Immunocompromised patients are susceptible to bacterial, fungal and viral infections that healthy immune systems usually conquer. They are also susceptible to common infections of childhood. Often, the symptoms tend to be worse.
Because white blood cells are compromised, normal immune responses often don’t occur. For example, swelling, redness or pus is a normal sign of skin infection, but you likely would not show these symptoms if you are immunocompromised. Fever and/or pain at the area of infection are most common symptoms of infection. One tiny bump could possibly be a sign that something is wrong.
Infections are treated aggressively as early as possible and may require hospitalization. Bacterial infections are the cause of 85-90 percent of infections associated with new fevers. As a result, physicians will prescribe an antibiotic regimen first. This antibiotic regimen typically covers a broad spectrum to fight the wide variety of bacteria that can potentially infect these patients.

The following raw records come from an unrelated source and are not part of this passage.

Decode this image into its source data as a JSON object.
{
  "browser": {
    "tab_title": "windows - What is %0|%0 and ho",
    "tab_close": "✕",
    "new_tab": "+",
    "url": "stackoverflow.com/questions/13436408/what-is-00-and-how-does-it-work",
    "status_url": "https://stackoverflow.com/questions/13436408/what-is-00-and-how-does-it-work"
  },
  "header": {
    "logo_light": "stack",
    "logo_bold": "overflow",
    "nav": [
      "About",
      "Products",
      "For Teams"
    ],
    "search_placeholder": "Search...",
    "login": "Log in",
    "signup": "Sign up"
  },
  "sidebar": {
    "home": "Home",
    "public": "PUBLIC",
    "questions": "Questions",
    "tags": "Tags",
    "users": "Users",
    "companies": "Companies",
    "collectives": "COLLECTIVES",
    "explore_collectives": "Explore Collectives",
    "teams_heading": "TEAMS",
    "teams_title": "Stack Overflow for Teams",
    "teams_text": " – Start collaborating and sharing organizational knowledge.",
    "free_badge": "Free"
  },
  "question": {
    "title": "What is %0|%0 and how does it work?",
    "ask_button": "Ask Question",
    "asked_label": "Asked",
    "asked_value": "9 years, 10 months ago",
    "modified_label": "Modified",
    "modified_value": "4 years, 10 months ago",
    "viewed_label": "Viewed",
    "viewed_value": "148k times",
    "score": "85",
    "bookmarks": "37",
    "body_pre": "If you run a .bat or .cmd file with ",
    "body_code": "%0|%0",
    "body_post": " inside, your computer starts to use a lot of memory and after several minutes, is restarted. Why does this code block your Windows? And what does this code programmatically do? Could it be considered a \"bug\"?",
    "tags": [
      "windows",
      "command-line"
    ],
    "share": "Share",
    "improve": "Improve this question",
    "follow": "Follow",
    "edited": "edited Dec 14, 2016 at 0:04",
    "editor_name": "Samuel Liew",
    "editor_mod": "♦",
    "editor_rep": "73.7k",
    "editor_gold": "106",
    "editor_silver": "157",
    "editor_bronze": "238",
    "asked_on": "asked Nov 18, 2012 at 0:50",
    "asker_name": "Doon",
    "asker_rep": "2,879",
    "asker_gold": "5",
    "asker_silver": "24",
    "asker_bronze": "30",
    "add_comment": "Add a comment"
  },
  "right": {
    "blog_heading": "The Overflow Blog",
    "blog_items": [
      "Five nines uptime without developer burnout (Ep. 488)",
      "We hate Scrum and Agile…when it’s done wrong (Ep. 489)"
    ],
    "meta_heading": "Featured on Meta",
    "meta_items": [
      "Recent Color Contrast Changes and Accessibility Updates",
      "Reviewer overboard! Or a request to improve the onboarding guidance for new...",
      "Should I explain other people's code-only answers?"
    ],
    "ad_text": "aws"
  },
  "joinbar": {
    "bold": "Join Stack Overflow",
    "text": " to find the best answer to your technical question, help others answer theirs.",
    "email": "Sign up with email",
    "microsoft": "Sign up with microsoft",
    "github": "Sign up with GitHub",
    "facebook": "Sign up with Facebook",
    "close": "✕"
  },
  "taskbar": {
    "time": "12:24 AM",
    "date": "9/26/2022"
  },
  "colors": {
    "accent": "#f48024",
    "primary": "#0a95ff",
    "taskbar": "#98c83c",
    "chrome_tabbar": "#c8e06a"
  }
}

If the infection does not clear up in a few days, a regimen of antifungal drugs usually follows. It is also used when patients have been diagnosed with a fungal infection. Severely affected patients may receive replacements of white blood cells.

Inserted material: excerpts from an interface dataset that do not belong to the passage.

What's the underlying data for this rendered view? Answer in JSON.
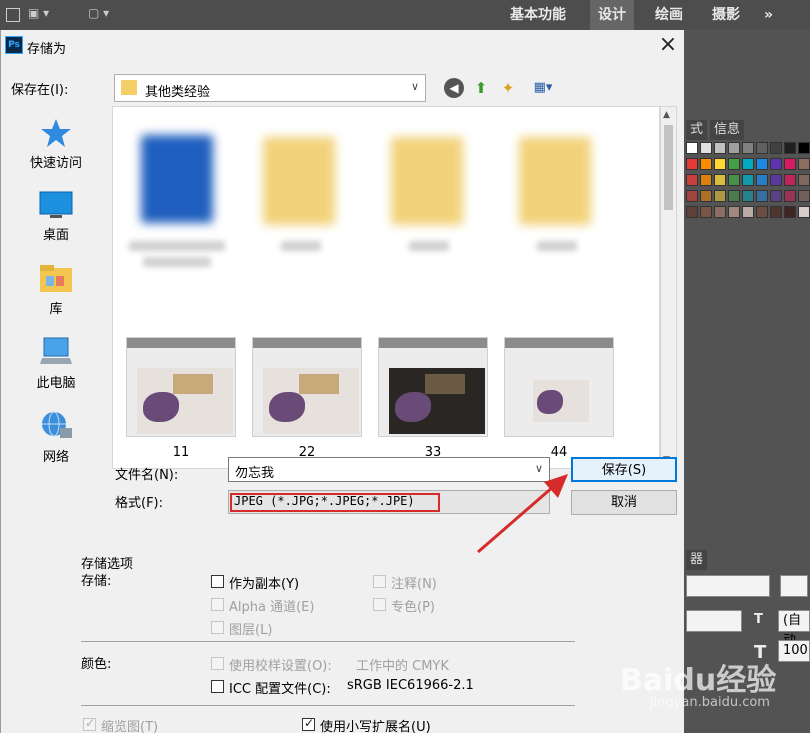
{
  "photoshop": {
    "workspaces": [
      "基本功能",
      "设计",
      "绘画",
      "摄影",
      "»"
    ],
    "panel_tabs": [
      "式",
      "信息"
    ],
    "lower_panel_tab": "器",
    "char_field_auto": "(自动",
    "char_field_pct": "100"
  },
  "dialog": {
    "title": "存储为",
    "app_badge": "Ps",
    "save_in_label": "保存在(I):",
    "save_in_value": "其他类经验",
    "places": [
      "快速访问",
      "桌面",
      "库",
      "此电脑",
      "网络"
    ],
    "thumbnails": [
      {
        "caption": "11"
      },
      {
        "caption": "22"
      },
      {
        "caption": "33"
      },
      {
        "caption": "44"
      }
    ],
    "filename_label": "文件名(N):",
    "filename_value": "勿忘我",
    "format_label": "格式(F):",
    "format_value": "JPEG (*.JPG;*.JPEG;*.JPE)",
    "save_button": "保存(S)",
    "cancel_button": "取消"
  },
  "options": {
    "group_title": "存储选项",
    "save_label": "存储:",
    "as_copy": "作为副本(Y)",
    "notes": "注释(N)",
    "alpha": "Alpha 通道(E)",
    "spot": "专色(P)",
    "layers": "图层(L)",
    "color_label": "颜色:",
    "proof": "使用校样设置(O):",
    "proof_value": "工作中的 CMYK",
    "icc": "ICC 配置文件(C):",
    "icc_value": "sRGB IEC61966-2.1",
    "thumbnail": "缩览图(T)",
    "lowercase_ext": "使用小写扩展名(U)"
  },
  "watermark": {
    "logo": "Baidu经验",
    "url": "jingyan.baidu.com"
  },
  "colors": {
    "accent": "#0078d7",
    "highlight": "#d62b2b"
  }
}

Patients who develop specific documented infections, such as bacteremia (bacteria in the blood), ear infections, sinusitis, pneumonia, gastrointestinal disorders, liver infections, meningitis, encephalitis, cardiovascular infections and skin infections, are treated for the specific infection.